A competition to design a new pylon to replace the current UK model, which has been unchanged since the 1920s, has been won by a Danish company.
The Bystrup T-Pylon beat five other finalists in a contest run by the Department of Energy and Climate Change, National Grid and the Royal Institute of British Architects (RIBA).
National Grid will now work with Bystrup to develop the T-Pylon design further. Ruth Reed, RIBA immediate past president, told Channel 4 News: “More pylons are needed, and the competition was launched to improve on the existing model.
“National Grid are going to take a very serious look at it, with the intention of using it in preference to the old model.”
Energy Secretary Chris Huhne said: “We are going to need a lot more pylons over the next few years to connect new energy to our homes and businesses, and it is important that we do this in the most beautiful way possible.”
There are more than 88,000 pylons in the UK, including 22,000 on National Grid’s main transmission network in England and Wales.

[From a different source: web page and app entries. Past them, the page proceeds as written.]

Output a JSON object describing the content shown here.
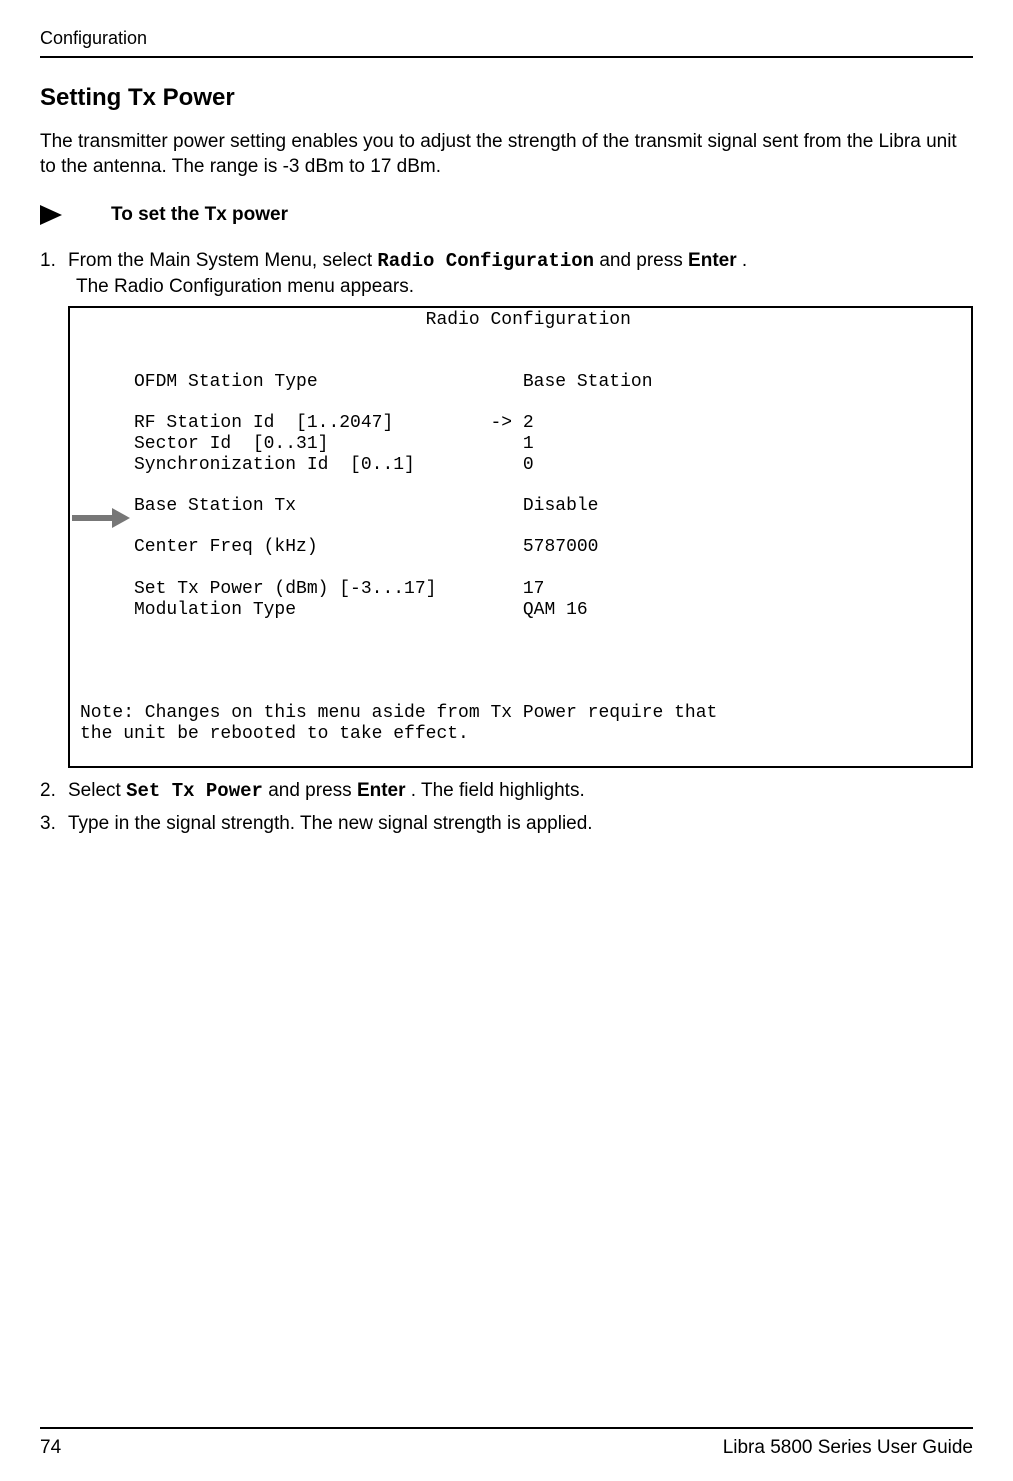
{
  "header": {
    "running_head": "Configuration"
  },
  "section": {
    "title": "Setting Tx Power"
  },
  "intro": {
    "para": "The transmitter power setting enables you to adjust the strength of the transmit signal sent from the Libra unit to the antenna. The range is -3 dBm to 17 dBm."
  },
  "procedure": {
    "label": "To set the Tx power"
  },
  "steps": {
    "step1_pre": "From the Main System Menu, select ",
    "step1_cmd": "Radio Configuration",
    "step1_mid": " and press ",
    "step1_key": "Enter",
    "step1_post": ".",
    "step1_result": "The Radio Configuration menu appears.",
    "step2_pre": "Select ",
    "step2_cmd": "Set Tx Power",
    "step2_mid": " and press ",
    "step2_key": "Enter",
    "step2_post": ". The field highlights.",
    "step3": "Type in the signal strength. The new signal strength is applied."
  },
  "terminal": {
    "title": "                                Radio Configuration",
    "line_ofdm": "     OFDM Station Type                   Base Station",
    "line_rf": "     RF Station Id  [1..2047]         -> 2",
    "line_sec": "     Sector Id  [0..31]                  1",
    "line_sync": "     Synchronization Id  [0..1]          0",
    "line_bst": "     Base Station Tx                     Disable",
    "line_freq": "     Center Freq (kHz)                   5787000",
    "line_pow": "     Set Tx Power (dBm) [-3...17]        17",
    "line_mod": "     Modulation Type                     QAM 16",
    "note1": "Note: Changes on this menu aside from Tx Power require that",
    "note2": "the unit be rebooted to take effect."
  },
  "footer": {
    "page": "74",
    "doc": "Libra 5800 Series User Guide"
  }
}
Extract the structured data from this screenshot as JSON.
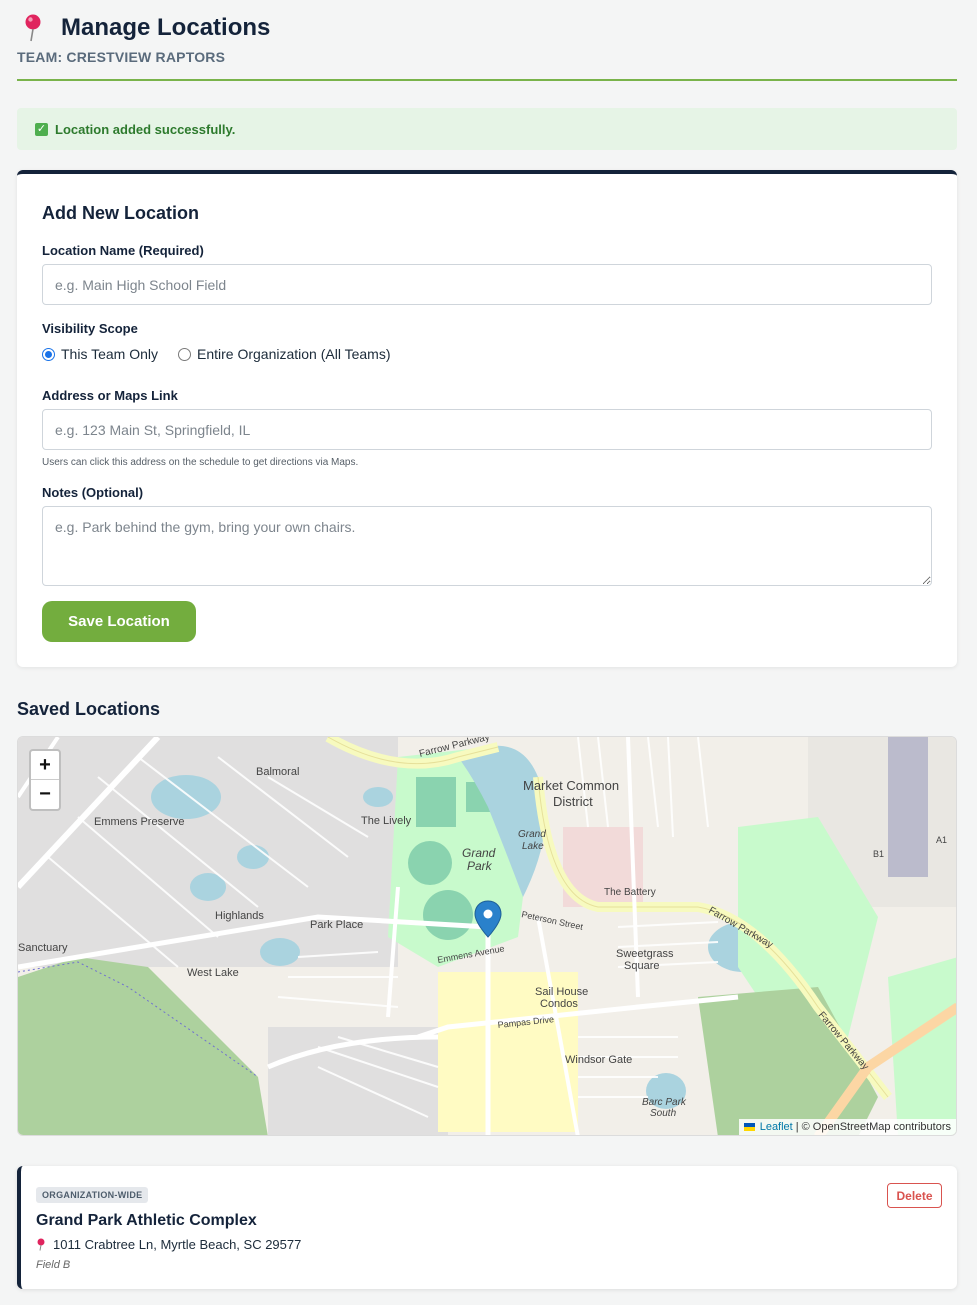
{
  "header": {
    "title": "Manage Locations",
    "team": "TEAM: CRESTVIEW RAPTORS",
    "icon": "pushpin-icon"
  },
  "alert": {
    "message": "Location added successfully.",
    "icon": "checkbox-icon",
    "color": "#2d7a2d"
  },
  "form": {
    "heading": "Add New Location",
    "name_label": "Location Name (Required)",
    "name_placeholder": "e.g. Main High School Field",
    "name_value": "",
    "scope_label": "Visibility Scope",
    "scope_options": [
      {
        "label": "This Team Only",
        "selected": true
      },
      {
        "label": "Entire Organization (All Teams)",
        "selected": false
      }
    ],
    "address_label": "Address or Maps Link",
    "address_placeholder": "e.g. 123 Main St, Springfield, IL",
    "address_value": "",
    "address_hint": "Users can click this address on the schedule to get directions via Maps.",
    "notes_label": "Notes (Optional)",
    "notes_placeholder": "e.g. Park behind the gym, bring your own chairs.",
    "notes_value": "",
    "save_label": "Save Location",
    "accent": "#73ad3e"
  },
  "saved": {
    "title": "Saved Locations",
    "map": {
      "zoom_in": "+",
      "zoom_out": "−",
      "attribution_leaflet": "Leaflet",
      "attribution_osm": "| © OpenStreetMap contributors",
      "labels": {
        "farrow_parkway": "Farrow Parkway",
        "market_common": "Market Common",
        "district": "District",
        "grand_park_1": "Grand",
        "grand_park_2": "Park",
        "grand_lake": "Grand Lake",
        "the_battery": "The Battery",
        "sweetgrass": "Sweetgrass",
        "square": "Square",
        "sail_house": "Sail House",
        "condos": "Condos",
        "windsor_gate": "Windsor Gate",
        "barc_park": "Barc Park",
        "south": "South",
        "emmens_preserve": "Emmens Preserve",
        "balmoral": "Balmoral",
        "the_lively": "The Lively",
        "highlands": "Highlands",
        "park_place": "Park Place",
        "west_lake": "West Lake",
        "sanctuary": "Sanctuary",
        "emmens_avenue": "Emmens Avenue",
        "pampas_drive": "Pampas Drive",
        "peterson_street": "Peterson Street",
        "farrow_parkway_2": "Farrow Parkway"
      }
    },
    "locations": [
      {
        "badge": "ORGANIZATION-WIDE",
        "name": "Grand Park Athletic Complex",
        "address": "1011 Crabtree Ln, Myrtle Beach, SC 29577",
        "notes": "Field B",
        "delete_label": "Delete"
      }
    ]
  }
}
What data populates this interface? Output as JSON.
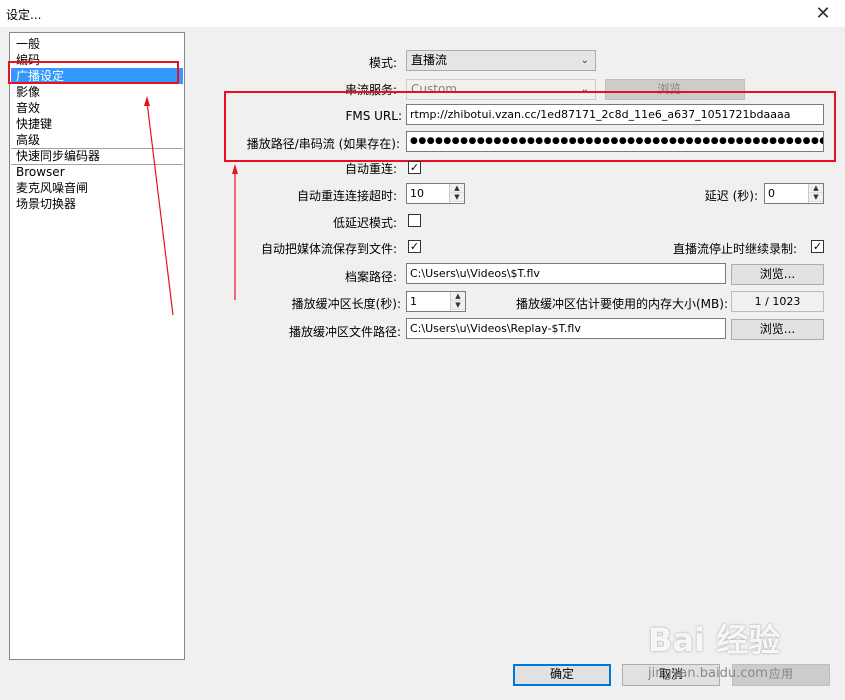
{
  "window": {
    "title": "设定...",
    "close": "✕"
  },
  "categories": [
    "一般",
    "编码",
    "广播设定",
    "影像",
    "音效",
    "快捷键",
    "高级",
    "快速同步编码器",
    "Browser",
    "麦克风噪音闸",
    "场景切换器"
  ],
  "selected_category": "广播设定",
  "form": {
    "mode_label": "模式:",
    "mode_value": "直播流",
    "service_label": "串流服务:",
    "service_value": "Custom",
    "browse_label": "浏览...",
    "fms_url_label": "FMS URL:",
    "fms_url_value": "rtmp://zhibotui.vzan.cc/1ed87171_2c8d_11e6_a637_1051721bdaaaa",
    "play_path_label": "播放路径/串码流 (如果存在):",
    "play_path_value": "●●●●●●●●●●●●●●●●●●●●●●●●●●●●●●●●●●●●●●●●●●●●●●●●●●●●●●●●●●●●●",
    "auto_reconnect_label": "自动重连:",
    "auto_reconnect_checked": "✓",
    "reconnect_timeout_label": "自动重连连接超时:",
    "reconnect_timeout_value": "10",
    "delay_label": "延迟 (秒):",
    "delay_value": "0",
    "low_latency_label": "低延迟模式:",
    "low_latency_checked": "",
    "save_to_file_label": "自动把媒体流保存到文件:",
    "save_to_file_checked": "✓",
    "keep_recording_label": "直播流停止时继续录制:",
    "keep_recording_checked": "✓",
    "file_path_label": "档案路径:",
    "file_path_value": "C:\\Users\\u\\Videos\\$T.flv",
    "replay_length_label": "播放缓冲区长度(秒):",
    "replay_length_value": "1",
    "replay_memory_label": "播放缓冲区估计要使用的内存大小(MB):",
    "replay_memory_value": "1 / 1023",
    "replay_path_label": "播放缓冲区文件路径:",
    "replay_path_value": "C:\\Users\\u\\Videos\\Replay-$T.flv"
  },
  "footer": {
    "ok": "确定",
    "cancel": "取消",
    "apply": "应用"
  },
  "watermark": {
    "logo": "Bai 经验",
    "url": "jingyan.baidu.com"
  },
  "colors": {
    "selection": "#3399ff",
    "annotation": "#e81123"
  }
}
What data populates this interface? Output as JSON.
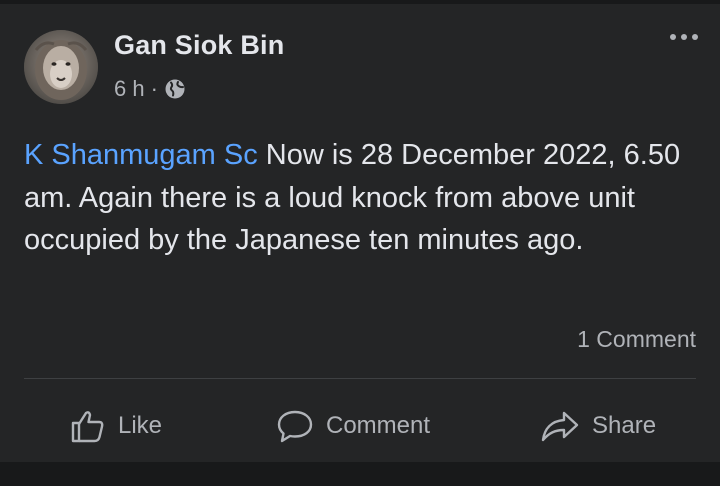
{
  "post": {
    "author": "Gan Siok Bin",
    "time": "6 h",
    "separator": "·",
    "privacy_icon": "globe-icon",
    "mention": "K Shanmugam Sc",
    "body": " Now is 28 December 2022, 6.50 am. Again there is a loud knock from above unit occupied by the Japanese ten minutes ago.",
    "comment_count": "1 Comment"
  },
  "actions": {
    "like": "Like",
    "comment": "Comment",
    "share": "Share"
  },
  "colors": {
    "background": "#18191a",
    "card": "#242526",
    "text_primary": "#e4e6eb",
    "text_secondary": "#b0b3b8",
    "mention": "#5aa3ff",
    "divider": "#3e4042"
  }
}
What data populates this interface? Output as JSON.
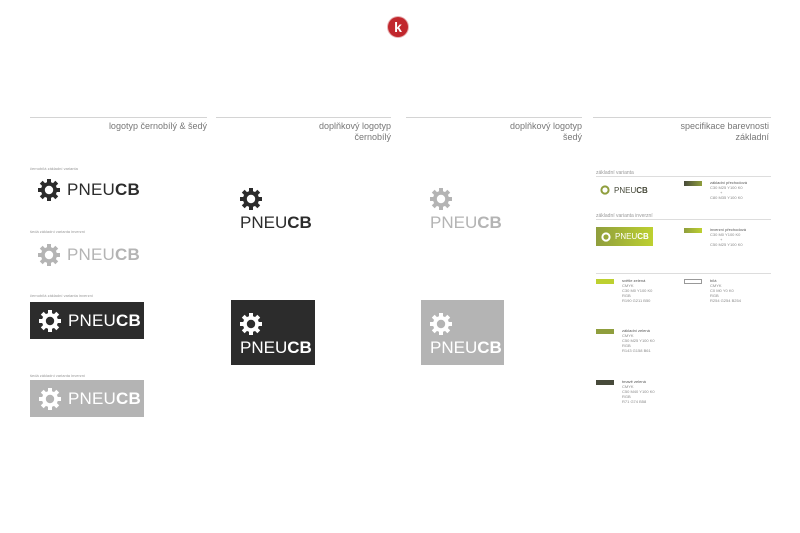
{
  "brand": {
    "letter": "k"
  },
  "columns": [
    {
      "title": "logotyp černobílý & šedý"
    },
    {
      "title_lines": [
        "doplňkový logotyp",
        "černobílý"
      ]
    },
    {
      "title_lines": [
        "doplňkový logotyp",
        "šedý"
      ]
    },
    {
      "title_lines": [
        "specifikace barevnosti",
        "základní"
      ]
    }
  ],
  "logo": {
    "light": "PNEU",
    "bold": "CB"
  },
  "col1": {
    "labels": [
      "černobílá základní varianta",
      "šedá základní varianta inverzní",
      "černobílá základní varianta inverzní",
      "šedá základní varianta inverzní"
    ]
  },
  "spec": {
    "label_basic": "základní varianta",
    "label_inverse": "základní varianta inverzní",
    "gradient1": {
      "name": "základní přechodová",
      "l1": "C30 M25 Y100 K0",
      "l2": "+",
      "l3": "C80 M35 Y100 K0"
    },
    "gradient2": {
      "name": "inverzní přechodová",
      "l1": "C30 M0 Y100 K0",
      "l2": "+",
      "l3": "C50 M25 Y100 K0"
    },
    "swatches": [
      {
        "name": "světle zelená",
        "l1": "CMYK",
        "l2": "C30 M0 Y100 K0",
        "l3": "RGB",
        "l4": "R190 G211 B50"
      },
      {
        "name": "bílá",
        "l1": "CMYK",
        "l2": "C0 M0 Y0 K0",
        "l3": "RGB",
        "l4": "R254 G254 B254"
      },
      {
        "name": "základní zelená",
        "l1": "CMYK",
        "l2": "C50 M25 Y100 K0",
        "l3": "RGB",
        "l4": "R143 G158 B61"
      },
      {
        "name": "tmavě zelená",
        "l1": "CMYK",
        "l2": "C50 M40 Y100 K0",
        "l3": "RGB",
        "l4": "R71 G74 B58"
      }
    ]
  },
  "colors": {
    "dark": "#2c2c2c",
    "grey": "#b4b4b4",
    "light_green": "#bdd030",
    "basic_green": "#8f9e3d",
    "dark_green": "#474a3a",
    "red": "#c1272d"
  }
}
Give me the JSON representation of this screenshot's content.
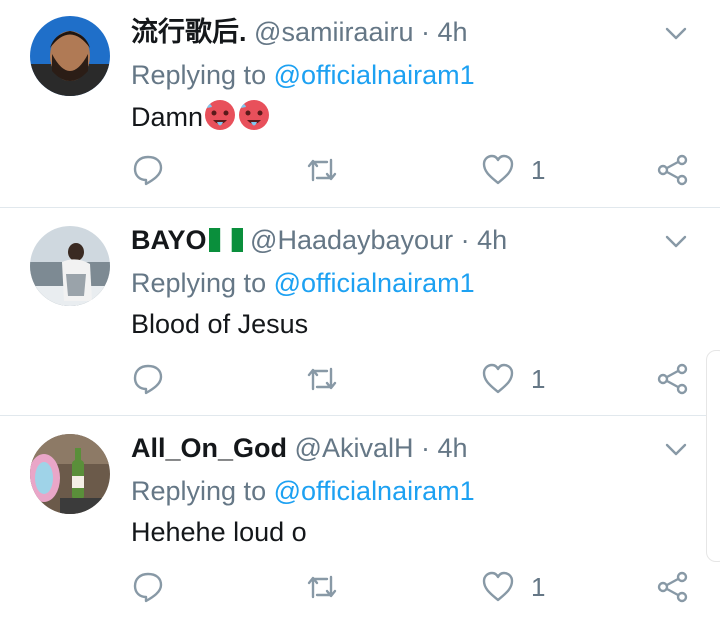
{
  "tweets": [
    {
      "name": "流行歌后.",
      "handle": "@samiiraairu",
      "separator": "·",
      "time": "4h",
      "replying_prefix": "Replying to",
      "replying_to": "@officialnairam1",
      "text": "Damn",
      "text_emoji": [
        "hot-face-emoji",
        "hot-face-emoji"
      ],
      "like_count": "1"
    },
    {
      "name": "BAYO",
      "name_emoji": "nigeria-flag",
      "handle": "@Haadaybayour",
      "separator": "·",
      "time": "4h",
      "replying_prefix": "Replying to",
      "replying_to": "@officialnairam1",
      "text": "Blood of Jesus",
      "like_count": "1"
    },
    {
      "name": "All_On_God",
      "handle": "@AkivalH",
      "separator": "·",
      "time": "4h",
      "replying_prefix": "Replying to",
      "replying_to": "@officialnairam1",
      "text": "Hehehe loud o",
      "like_count": "1"
    }
  ],
  "colors": {
    "link": "#1da1f2",
    "muted": "#657786",
    "text": "#14171a",
    "divider": "#e1e8ed"
  },
  "icons": [
    "chevron-down-icon",
    "reply-icon",
    "retweet-icon",
    "like-icon",
    "share-icon"
  ]
}
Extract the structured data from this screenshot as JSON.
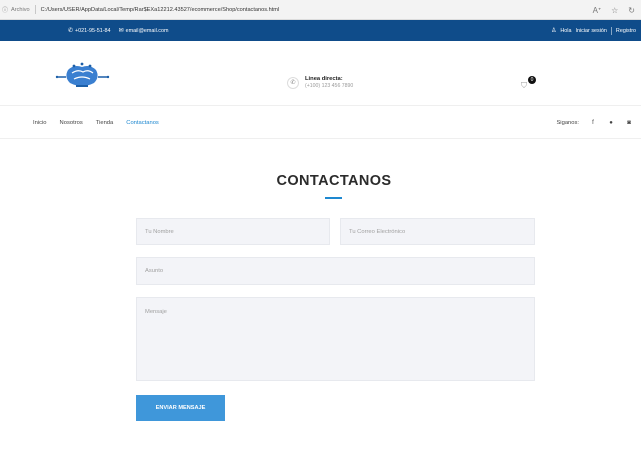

The new design is shorter and lighter than the present pylon model. National Grid Executive Director Nick Winser said: “The simplicity of the design means it would fit into the landscape more easily.
Pylons are just part of the story of our relationship with our surroundings. Michael Czerwinski, Design Museum
“In addition, the design of the electrical components is genuinely innovative and exciting.”
But Michael Czerwinski, of London’s Design Museum, disputes the view that the purpose of any new pylon design is to blend into its background.
“The idea of it being less obstrusive is an interesting selling point. It will still have a visual impact. It’s an interesting stance to suggest that things that interrupt the landscape should be invisible or apologetic,” he told Channel 4 News.
“The vast majority of our rural landscapes are man-made. Pylons are just part of the story of our relationship with our surroundings.”
Not everyone agrees that overground pylons are the way forward. Tom Leveridge, of the Campaign to Protect Rural England, told Channel 4 News: “We welcome the competition and efforts to improve design and the impact of pylons on the landscape. But any new pylons are an unwelcome intrusion.
“The ideal solution would be to see any new power cables buried underground. That would take away the problem completely.”
RIBA’s Ruth Reed disagrees. “On a day when the cost of energy is a highly sensitive issue, the fact that undergrounding costs 10 times more than pylons is highly significant.
“In all things you have to have a balance, and we will continue to have overground delivery of electricity.”